Exercise goal: If a line in the entries contains the string "very", include that line in your answer.

Source data:
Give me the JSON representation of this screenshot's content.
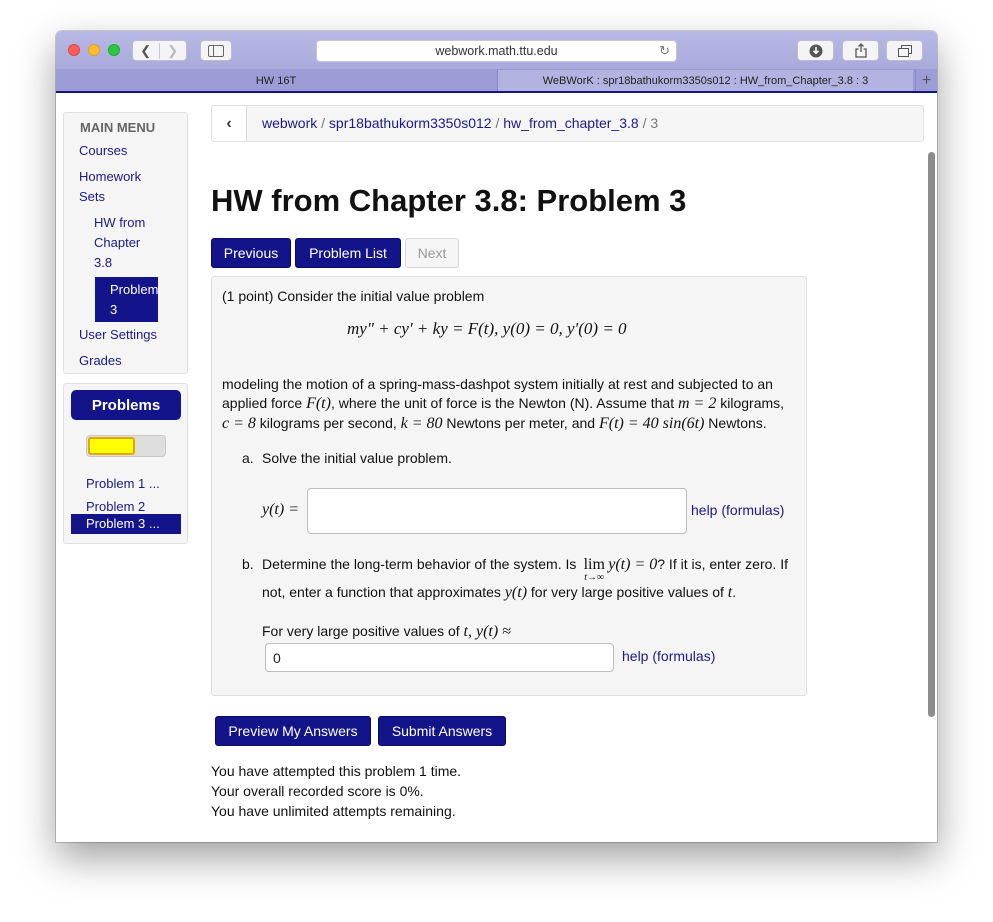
{
  "browser": {
    "url": "webwork.math.ttu.edu",
    "tabs": [
      {
        "label": "HW 16T"
      },
      {
        "label": "WeBWorK : spr18bathukorm3350s012 : HW_from_Chapter_3.8 : 3"
      }
    ],
    "new_tab": "+"
  },
  "menu": {
    "title": "MAIN MENU",
    "courses": "Courses",
    "homework_sets_1": "Homework",
    "homework_sets_2": "Sets",
    "set_1": "HW from",
    "set_2": "Chapter",
    "set_3": "3.8",
    "problem_1": "Problem",
    "problem_2": "3",
    "user_settings": "User Settings",
    "grades": "Grades"
  },
  "problems_panel": {
    "title": "Problems",
    "progress": 0.6,
    "items": [
      {
        "label": "Problem 1 ..."
      },
      {
        "label": "Problem 2"
      },
      {
        "label": "Problem 3 ..."
      }
    ]
  },
  "breadcrumb": {
    "back": "‹",
    "parts": [
      "webwork",
      "spr18bathukorm3350s012",
      "hw_from_chapter_3.8",
      "3"
    ],
    "sep": " / "
  },
  "page_title": "HW from Chapter 3.8: Problem 3",
  "nav_buttons": {
    "previous": "Previous",
    "problem_list": "Problem List",
    "next": "Next"
  },
  "problem": {
    "intro": "(1 point) Consider the initial value problem",
    "equation": "my″ + cy′ + ky = F(t),    y(0) = 0,    y′(0) = 0",
    "desc_1": "modeling the motion of a spring-mass-dashpot system initially at rest and subjected to an",
    "desc_2a": "applied force ",
    "desc_2_math1": "F(t)",
    "desc_2b": ", where the unit of force is the Newton (N). Assume that ",
    "desc_2_math2": "m = 2",
    "desc_2c": " kilograms,",
    "desc_3_math1": "c = 8",
    "desc_3a": " kilograms per second, ",
    "desc_3_math2": "k = 80",
    "desc_3b": " Newtons per meter, and ",
    "desc_3_math3": "F(t) = 40 sin(6t)",
    "desc_3c": " Newtons.",
    "part_a_marker": "a.",
    "part_a": "Solve the initial value problem.",
    "answer_a_label": "y(t) =",
    "answer_a_value": "",
    "help_a": "help (formulas)",
    "part_b_marker": "b.",
    "part_b_1a": "Determine the long-term behavior of the system. Is ",
    "part_b_lim": "lim",
    "part_b_lim_sub": "t→∞",
    "part_b_math": "y(t) = 0",
    "part_b_1b": "? If it is, enter zero. If",
    "part_b_2a": "not, enter a function that approximates ",
    "part_b_2_math": "y(t)",
    "part_b_2b": " for very large positive values of ",
    "part_b_2_math2": "t",
    "part_b_2c": ".",
    "answer_b_label_a": "For very large positive values of ",
    "answer_b_label_math": "t, y(t) ≈",
    "answer_b_value": "0",
    "help_b": "help (formulas)"
  },
  "action_buttons": {
    "preview": "Preview My Answers",
    "submit": "Submit Answers"
  },
  "status": {
    "attempts": "You have attempted this problem 1 time.",
    "score": "Your overall recorded score is 0%.",
    "remaining": "You have unlimited attempts remaining."
  }
}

Final answer:
    "part_b_2b": " for very large positive values of ",
    "answer_b_label_a": "For very large positive values of ",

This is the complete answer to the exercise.